The difference among intelligent men at the present time is only as to the time when it may be suitable to begin tariff reform in this direction, and upon the method of such reform. So it has always been. It is only the first step that costs. Gladstone once said, doubtless recalling his own experience and change of views, "The road to free trade is like the way to virtue, the first step the most painful, the last the most profitable."
The conditions which now obtain in this. country correspond very closely to those which existed in Great Britain in 1842, at the time when Sir Robert Peel was compelled to modify and ultimately to change all his previous conceptions upon this subject, and to become the leader in the great reform of the British tariff which ended in the present system, sometimes called that of British free trade. This system is not free trade in an abstract or in an absolute sense, because Great Britain raises a large revenue from duties upon foreign imports, and will probably be compelled to do so for very many generations in order to sustain the burden of her great debt. We shall also be compelled to raise a large part of our revenue from duties upon imports, for one generation; but I will presently prove that our advantage in conditions is so great that it may enable us within even less than one generation to adopt absolute free trade if it shall become expedient to do so, except so far as it may continue to be necessary to tax the import of spirits in order to maintain the revenue derived from an excise measure. Whether or not absolute free trade may be desirable or expedient, it will be time enough to determine when the opportunity is offered. What we have to deal with now is our present condition and not this theory, as President Cleveland so well put it.
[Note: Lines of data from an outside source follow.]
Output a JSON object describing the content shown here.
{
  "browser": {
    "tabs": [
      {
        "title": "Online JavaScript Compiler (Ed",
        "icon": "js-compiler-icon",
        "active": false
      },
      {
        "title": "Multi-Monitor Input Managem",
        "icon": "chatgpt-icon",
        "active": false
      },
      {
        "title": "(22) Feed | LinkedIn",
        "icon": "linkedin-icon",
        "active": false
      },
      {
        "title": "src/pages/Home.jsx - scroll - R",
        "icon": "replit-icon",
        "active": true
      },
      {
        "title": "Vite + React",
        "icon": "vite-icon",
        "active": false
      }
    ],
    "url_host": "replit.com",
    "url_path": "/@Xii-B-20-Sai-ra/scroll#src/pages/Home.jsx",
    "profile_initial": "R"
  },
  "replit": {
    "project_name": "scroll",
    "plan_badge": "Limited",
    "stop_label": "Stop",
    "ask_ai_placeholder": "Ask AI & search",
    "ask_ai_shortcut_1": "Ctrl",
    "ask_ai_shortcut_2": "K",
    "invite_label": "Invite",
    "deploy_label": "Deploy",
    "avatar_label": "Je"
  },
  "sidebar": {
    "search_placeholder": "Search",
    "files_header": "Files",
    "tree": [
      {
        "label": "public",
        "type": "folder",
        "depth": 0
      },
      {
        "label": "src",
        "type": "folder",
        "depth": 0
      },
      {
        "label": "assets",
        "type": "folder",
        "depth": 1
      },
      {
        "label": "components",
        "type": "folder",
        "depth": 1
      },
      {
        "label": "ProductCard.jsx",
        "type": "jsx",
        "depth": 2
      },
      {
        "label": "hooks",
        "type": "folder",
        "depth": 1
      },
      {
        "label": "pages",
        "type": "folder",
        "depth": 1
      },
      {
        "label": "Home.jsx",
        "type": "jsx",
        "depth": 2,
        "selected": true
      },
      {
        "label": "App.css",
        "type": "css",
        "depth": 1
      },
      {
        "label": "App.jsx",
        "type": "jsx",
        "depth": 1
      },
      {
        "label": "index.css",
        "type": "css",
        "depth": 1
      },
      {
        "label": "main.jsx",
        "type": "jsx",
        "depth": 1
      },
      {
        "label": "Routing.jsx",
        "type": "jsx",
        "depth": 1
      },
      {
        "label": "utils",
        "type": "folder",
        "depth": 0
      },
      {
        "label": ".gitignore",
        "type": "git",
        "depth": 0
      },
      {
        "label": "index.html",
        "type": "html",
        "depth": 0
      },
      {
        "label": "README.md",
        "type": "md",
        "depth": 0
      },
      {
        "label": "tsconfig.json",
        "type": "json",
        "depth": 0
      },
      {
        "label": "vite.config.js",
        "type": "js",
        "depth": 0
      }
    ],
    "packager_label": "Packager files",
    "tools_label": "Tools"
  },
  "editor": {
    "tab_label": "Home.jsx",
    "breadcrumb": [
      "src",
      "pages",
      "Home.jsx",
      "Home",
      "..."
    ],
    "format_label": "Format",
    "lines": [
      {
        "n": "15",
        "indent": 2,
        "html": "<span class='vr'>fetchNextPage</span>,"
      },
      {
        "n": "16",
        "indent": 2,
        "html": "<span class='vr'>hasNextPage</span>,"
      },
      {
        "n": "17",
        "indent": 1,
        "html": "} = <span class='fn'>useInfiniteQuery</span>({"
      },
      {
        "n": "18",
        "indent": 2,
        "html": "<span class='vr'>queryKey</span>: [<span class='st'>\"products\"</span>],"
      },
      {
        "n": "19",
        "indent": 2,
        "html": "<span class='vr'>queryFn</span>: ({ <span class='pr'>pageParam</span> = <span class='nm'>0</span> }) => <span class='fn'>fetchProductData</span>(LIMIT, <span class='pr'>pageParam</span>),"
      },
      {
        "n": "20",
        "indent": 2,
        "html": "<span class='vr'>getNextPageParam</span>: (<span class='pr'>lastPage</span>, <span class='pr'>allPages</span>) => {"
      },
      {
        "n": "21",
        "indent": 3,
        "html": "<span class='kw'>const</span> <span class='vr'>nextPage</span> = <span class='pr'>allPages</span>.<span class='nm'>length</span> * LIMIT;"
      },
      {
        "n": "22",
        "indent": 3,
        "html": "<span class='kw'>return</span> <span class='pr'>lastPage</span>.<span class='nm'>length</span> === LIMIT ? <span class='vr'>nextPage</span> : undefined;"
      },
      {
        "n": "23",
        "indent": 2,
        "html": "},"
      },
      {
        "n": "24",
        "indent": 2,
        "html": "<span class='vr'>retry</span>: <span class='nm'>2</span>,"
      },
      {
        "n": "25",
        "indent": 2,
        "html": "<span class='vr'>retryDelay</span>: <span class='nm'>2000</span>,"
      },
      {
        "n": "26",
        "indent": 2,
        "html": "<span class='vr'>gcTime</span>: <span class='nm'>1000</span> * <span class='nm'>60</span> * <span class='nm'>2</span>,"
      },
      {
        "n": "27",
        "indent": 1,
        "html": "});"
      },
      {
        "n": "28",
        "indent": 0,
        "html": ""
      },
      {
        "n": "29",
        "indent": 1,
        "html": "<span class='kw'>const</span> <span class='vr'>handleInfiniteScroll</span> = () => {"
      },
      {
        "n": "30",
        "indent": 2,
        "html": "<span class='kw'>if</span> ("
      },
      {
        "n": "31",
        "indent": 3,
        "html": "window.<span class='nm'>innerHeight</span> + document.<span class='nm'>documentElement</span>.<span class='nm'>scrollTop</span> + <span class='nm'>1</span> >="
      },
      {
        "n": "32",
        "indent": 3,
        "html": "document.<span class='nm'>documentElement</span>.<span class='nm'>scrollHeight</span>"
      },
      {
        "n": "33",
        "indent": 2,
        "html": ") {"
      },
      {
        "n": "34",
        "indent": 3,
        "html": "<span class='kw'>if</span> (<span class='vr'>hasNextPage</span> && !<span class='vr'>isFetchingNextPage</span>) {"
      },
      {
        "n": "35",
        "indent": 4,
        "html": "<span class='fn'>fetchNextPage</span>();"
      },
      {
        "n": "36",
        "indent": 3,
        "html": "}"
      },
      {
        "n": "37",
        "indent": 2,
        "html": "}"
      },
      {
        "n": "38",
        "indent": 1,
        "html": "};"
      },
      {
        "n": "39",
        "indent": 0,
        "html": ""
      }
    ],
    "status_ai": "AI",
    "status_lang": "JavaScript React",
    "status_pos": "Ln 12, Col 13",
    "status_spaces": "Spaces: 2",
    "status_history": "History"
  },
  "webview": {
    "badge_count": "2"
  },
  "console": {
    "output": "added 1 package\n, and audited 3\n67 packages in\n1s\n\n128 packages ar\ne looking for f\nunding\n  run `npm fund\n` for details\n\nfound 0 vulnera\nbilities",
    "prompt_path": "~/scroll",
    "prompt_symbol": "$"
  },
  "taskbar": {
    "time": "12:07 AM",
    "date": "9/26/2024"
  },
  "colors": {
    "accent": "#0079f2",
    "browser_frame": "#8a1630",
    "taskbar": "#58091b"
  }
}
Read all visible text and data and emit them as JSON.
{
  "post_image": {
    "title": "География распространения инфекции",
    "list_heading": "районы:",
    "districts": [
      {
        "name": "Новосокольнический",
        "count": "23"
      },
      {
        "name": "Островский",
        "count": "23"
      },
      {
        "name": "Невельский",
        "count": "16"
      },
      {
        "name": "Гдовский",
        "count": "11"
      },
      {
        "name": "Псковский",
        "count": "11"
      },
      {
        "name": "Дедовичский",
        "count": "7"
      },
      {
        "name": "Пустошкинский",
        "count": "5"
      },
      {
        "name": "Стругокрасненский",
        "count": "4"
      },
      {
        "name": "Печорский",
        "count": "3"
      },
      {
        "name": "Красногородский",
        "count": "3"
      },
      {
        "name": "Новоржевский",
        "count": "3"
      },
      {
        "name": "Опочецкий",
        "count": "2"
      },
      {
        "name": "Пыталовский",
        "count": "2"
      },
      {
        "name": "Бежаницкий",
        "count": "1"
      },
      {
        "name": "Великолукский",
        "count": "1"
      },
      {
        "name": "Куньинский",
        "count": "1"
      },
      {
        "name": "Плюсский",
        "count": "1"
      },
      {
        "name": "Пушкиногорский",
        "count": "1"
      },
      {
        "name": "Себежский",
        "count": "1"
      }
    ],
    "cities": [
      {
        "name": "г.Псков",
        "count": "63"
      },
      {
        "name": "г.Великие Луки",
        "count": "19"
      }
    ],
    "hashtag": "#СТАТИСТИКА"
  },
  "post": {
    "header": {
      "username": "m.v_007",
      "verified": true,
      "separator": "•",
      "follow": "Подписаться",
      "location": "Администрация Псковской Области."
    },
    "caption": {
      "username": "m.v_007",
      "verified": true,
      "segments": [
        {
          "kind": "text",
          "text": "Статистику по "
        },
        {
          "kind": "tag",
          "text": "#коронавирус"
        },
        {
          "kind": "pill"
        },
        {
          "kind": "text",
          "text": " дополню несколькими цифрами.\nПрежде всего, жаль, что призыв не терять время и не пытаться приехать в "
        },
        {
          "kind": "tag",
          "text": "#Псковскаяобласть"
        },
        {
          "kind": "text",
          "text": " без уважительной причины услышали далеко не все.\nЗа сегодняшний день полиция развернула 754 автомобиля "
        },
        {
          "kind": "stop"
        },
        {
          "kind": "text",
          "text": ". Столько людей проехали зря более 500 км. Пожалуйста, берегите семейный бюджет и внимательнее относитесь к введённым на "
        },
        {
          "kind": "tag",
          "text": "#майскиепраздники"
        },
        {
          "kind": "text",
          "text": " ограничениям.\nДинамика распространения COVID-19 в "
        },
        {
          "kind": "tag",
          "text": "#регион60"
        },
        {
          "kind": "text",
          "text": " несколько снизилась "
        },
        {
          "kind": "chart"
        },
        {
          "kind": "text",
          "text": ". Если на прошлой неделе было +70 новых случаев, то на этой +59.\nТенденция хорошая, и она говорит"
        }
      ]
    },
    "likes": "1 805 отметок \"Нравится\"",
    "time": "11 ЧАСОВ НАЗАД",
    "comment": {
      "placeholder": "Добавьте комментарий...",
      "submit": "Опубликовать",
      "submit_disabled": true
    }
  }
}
In one of Sir Robert Peel's great speeches which he made long after he had entered upon this course, he spoke as follows, in explanation of his course at the beginning of the reform of the tariff:
"I stated, and I am ready to repeat that statement, that if we had to deal with a new society in which those intricate and complicated interests which grow up under institutions like those in the midst of which we live, had found no existence, the true abstract principle would be to buy in the cheapest market and to sell